One app reminds you that it takes 66 days to build a new habit. While it’s probably true that if I went to Burger King 66 days in a row without buying a hamburger, I would be likely to return on the 67th day, I would be a lot more likely to return if I had been fed a Croisan'wich and coffee every morning. Getting the reward is key. I know data science is hot right now, but the following output doesn’t turn me on as much as it needs to.
As you can see, it takes 10 or 12 data points to see a trend. The app relies on your sheer willpower to make sure that trend is positive. If it’s not positive, then you’ve spent 10-12 days sort of pursuing a positive habit and inputting data for a *meh* result that won’t motivate you to continue.
(Stupidly, right alongside this poor habit application, there are thousands of addictive or semi-addictive, habit forming games in the app store that are programmed line-by-line to capture your attention with challenges and rewards) Was it too much to ask for these developers to program a simple “yea :)” banner notification to indicate a reward?
I admit, the image above was selected for its acute boringness, but rest-assured, I’ve downloaded dozens of applications and most of them fail to even attempt to integrate rewards into the platform. For months, I did my best with Habit Pro, a highly customizable application that, with some effort, takes on a bit of personality. I used it mostly as an organizer and data tracker, but it wasn’t particularly enjoyable.
I had to ditch Habit Pro when I switched from iOS to Android, and I decided to try the somewhat cheeky looking “Habitica” app. I had always skipped it because it looks silly and unprofessional, but when I started using it, I found the developers had found some creative ways to reward positive habits.

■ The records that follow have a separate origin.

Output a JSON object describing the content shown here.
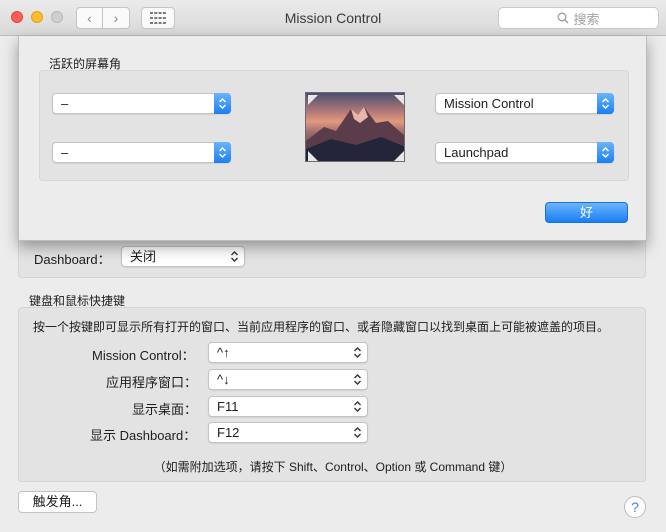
{
  "window": {
    "title": "Mission Control"
  },
  "toolbar": {
    "back_glyph": "‹",
    "forward_glyph": "›",
    "search_placeholder": "搜索"
  },
  "hot_corners_sheet": {
    "title": "活跃的屏幕角",
    "top_left": "–",
    "bottom_left": "–",
    "top_right": "Mission Control",
    "bottom_right": "Launchpad",
    "ok_label": "好"
  },
  "dashboard": {
    "label": "Dashboard：",
    "value": "关闭"
  },
  "shortcuts": {
    "title": "键盘和鼠标快捷键",
    "description": "按一个按键即可显示所有打开的窗口、当前应用程序的窗口、或者隐藏窗口以找到桌面上可能被遮盖的项目。",
    "rows": [
      {
        "label": "Mission Control：",
        "value": "^↑"
      },
      {
        "label": "应用程序窗口：",
        "value": "^↓"
      },
      {
        "label": "显示桌面：",
        "value": "F11"
      },
      {
        "label": "显示 Dashboard：",
        "value": "F12"
      }
    ],
    "footnote": "（如需附加选项，请按下 Shift、Control、Option 或 Command 键）"
  },
  "footer": {
    "hot_corners_button": "触发角...",
    "help_glyph": "?"
  },
  "colors": {
    "accent": "#1a7ff5"
  },
  "icons": [
    "search-icon",
    "grid-icon",
    "chevron-updown-icon",
    "help-icon"
  ]
}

The rewards from Habitica come in two basic types: in-game rewards and custom rewards. In game rewards include new weapons, armor, pets etc. Custom rewards are determined by the user and pay off in real life. You can set the cost for a particular reward, earn gold by repeating your habits, and buy the reward. The process isn’t perfect, but it has worked on me. I've set up my custom rewards so that a beer costs me 10 gold pieces, or roughly one day of reasonably challenging work. I’ve learned to associate Habitica gold pieces with real life pleasure and rewards, and every time I complete a habit I feel the sweet ca-ching of pleasure in the bank.
I won’t painstakingly detail the features of Habitica vs. other applications, but I promise you that, despite the dorky game look and feel (I personally love the look, if you don’t, then it will probably be a bit less useful to you), Habitica has plenty of graphs and data downloads available. That said, here are a few tips I picked up from my six weeks of use (and 3 years of Organization Development experience):

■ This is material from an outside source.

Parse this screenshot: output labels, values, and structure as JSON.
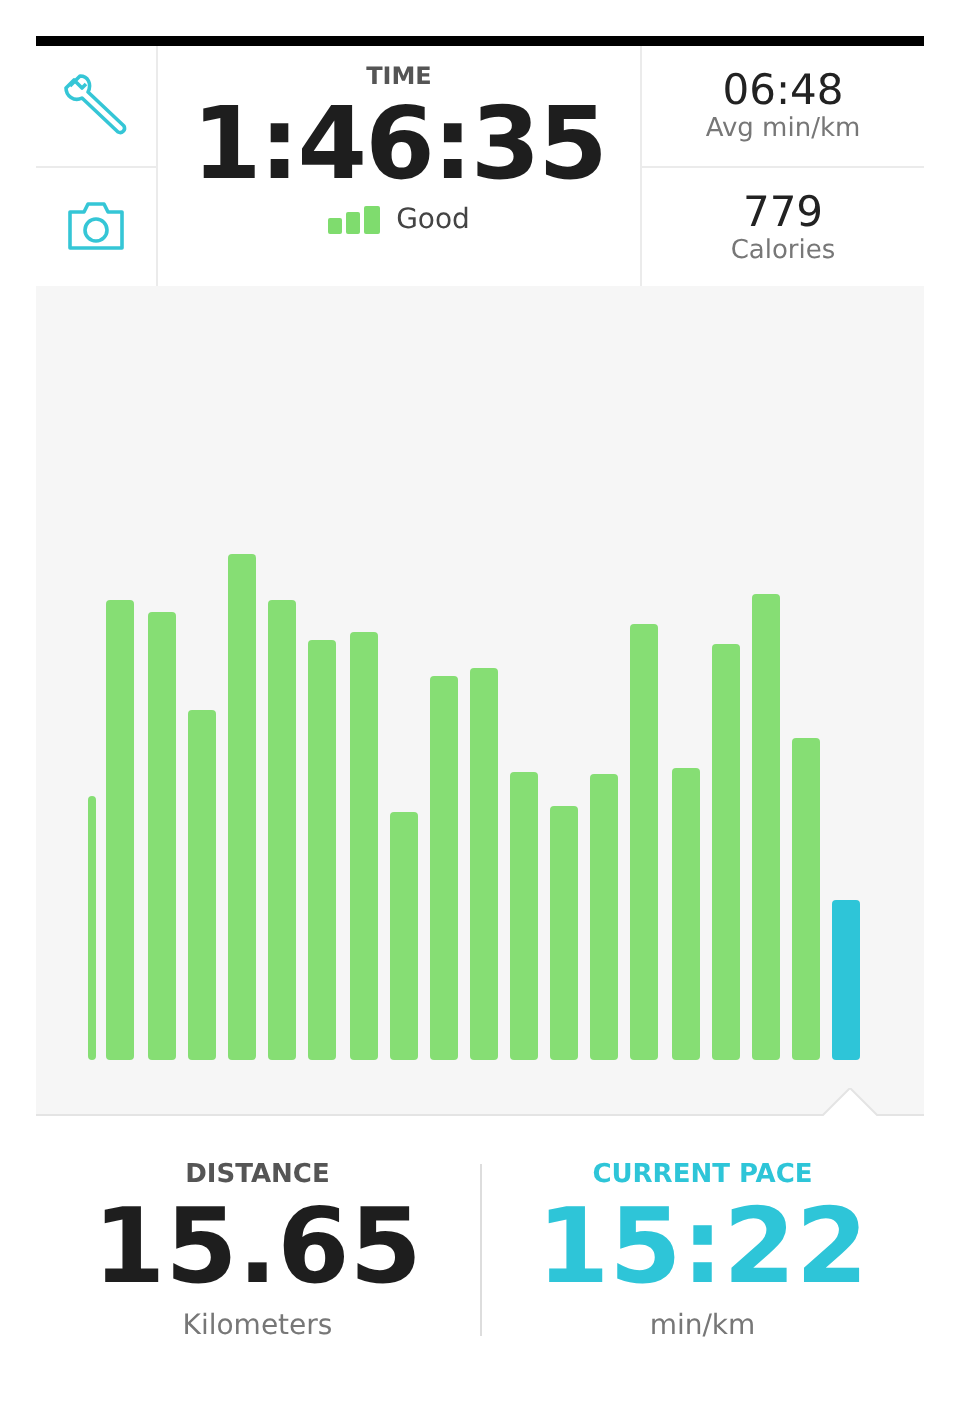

- Align your habits with your goals.
- Align your goals for a vision of a better future.
- Align your future with your values.

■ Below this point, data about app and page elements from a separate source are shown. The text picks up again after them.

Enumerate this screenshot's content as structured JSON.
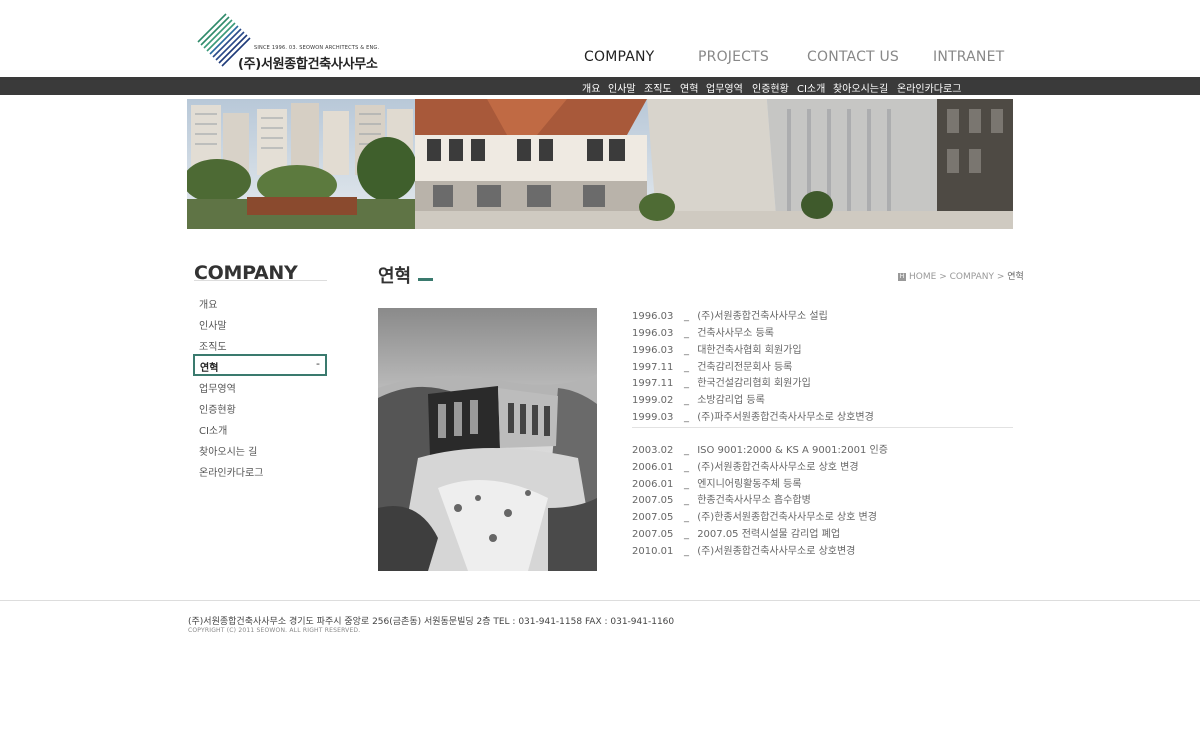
{
  "header": {
    "logo": {
      "since": "SINCE 1996. 03. SEOWON ARCHITECTS & ENG.",
      "name": "(주)서원종합건축사사무소"
    },
    "main_nav": [
      {
        "label": "COMPANY",
        "active": true
      },
      {
        "label": "PROJECTS",
        "active": false
      },
      {
        "label": "CONTACT US",
        "active": false
      },
      {
        "label": "INTRANET",
        "active": false
      }
    ],
    "sub_nav": [
      "개요",
      "인사말",
      "조직도",
      "연혁",
      "업무영역",
      "인증현황",
      "CI소개",
      "찾아오시는길",
      "온라인카다로그"
    ]
  },
  "sidebar": {
    "title": "COMPANY",
    "items": [
      "개요",
      "인사말",
      "조직도",
      "연혁",
      "업무영역",
      "인증현황",
      "CI소개",
      "찾아오시는 길",
      "온라인카다로그"
    ],
    "active_index": 3,
    "active_marker": "-"
  },
  "content": {
    "title": "연혁",
    "breadcrumb": {
      "home": "HOME",
      "sep": ">",
      "section": "COMPANY",
      "current": "연혁"
    },
    "history_group1": [
      {
        "date": "1996.03",
        "text": "(주)서원종합건축사사무소 설립"
      },
      {
        "date": "1996.03",
        "text": "건축사사무소 등록"
      },
      {
        "date": "1996.03",
        "text": "대한건축사협회 회원가입"
      },
      {
        "date": "1997.11",
        "text": "건축감리전문회사 등록"
      },
      {
        "date": "1997.11",
        "text": "한국건설감리협회 회원가입"
      },
      {
        "date": "1999.02",
        "text": "소방감리업 등록"
      },
      {
        "date": "1999.03",
        "text": "(주)파주서원종합건축사사무소로 상호변경"
      }
    ],
    "history_group2": [
      {
        "date": "2003.02",
        "text": "ISO 9001:2000 & KS A 9001:2001 인증"
      },
      {
        "date": "2006.01",
        "text": "(주)서원종합건축사사무소로 상호 변경"
      },
      {
        "date": "2006.01",
        "text": "엔지니어링활동주체 등록"
      },
      {
        "date": "2007.05",
        "text": "한종건축사사무소 흡수합병"
      },
      {
        "date": "2007.05",
        "text": "(주)한종서원종합건축사사무소로 상호 변경"
      },
      {
        "date": "2007.05",
        "text": "2007.05 전력시설물 감리업 폐업"
      },
      {
        "date": "2010.01",
        "text": "(주)서원종합건축사사무소로 상호변경"
      }
    ],
    "dash": "_"
  },
  "footer": {
    "address": "(주)서원종합건축사사무소 경기도 파주시 중앙로 256(금촌동) 서원동문빌딩 2층   TEL : 031-941-1158   FAX : 031-941-1160",
    "copyright": "COPYRIGHT (C) 2011 SEOWON. ALL RIGHT RESERVED."
  },
  "colors": {
    "accent": "#3a7a6e",
    "subbar": "#3a3a3a",
    "logo_blue": "#2a4a8a",
    "logo_green": "#2f8a6a"
  }
}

- Review your habits once a week to make sure they are still relevant.
- Make sure you are rewarding yourself for making progress towards the goal, not just going through the motions.
- Measure your progress towards your goals and regularly remind yourself of the real-life benefits of achievement, not just the in-game benefits.
As with any process, it will take time to get it just right. You will have to tinker with some parameters to get the right mix of challenge and reward. If you tend towards flatness and depression, give yourself a few more rewards and feel good about the work you do. If you tend towards jolly self-delusion, dial the rewards back a bit and find more value in the struggle.You can alter your goals or ditch the app once you have started receiving substantial real-life rewards for your behavior.
Your sincere comments are welcome and appreciated.
Ryan Gurule, MAOD Consultants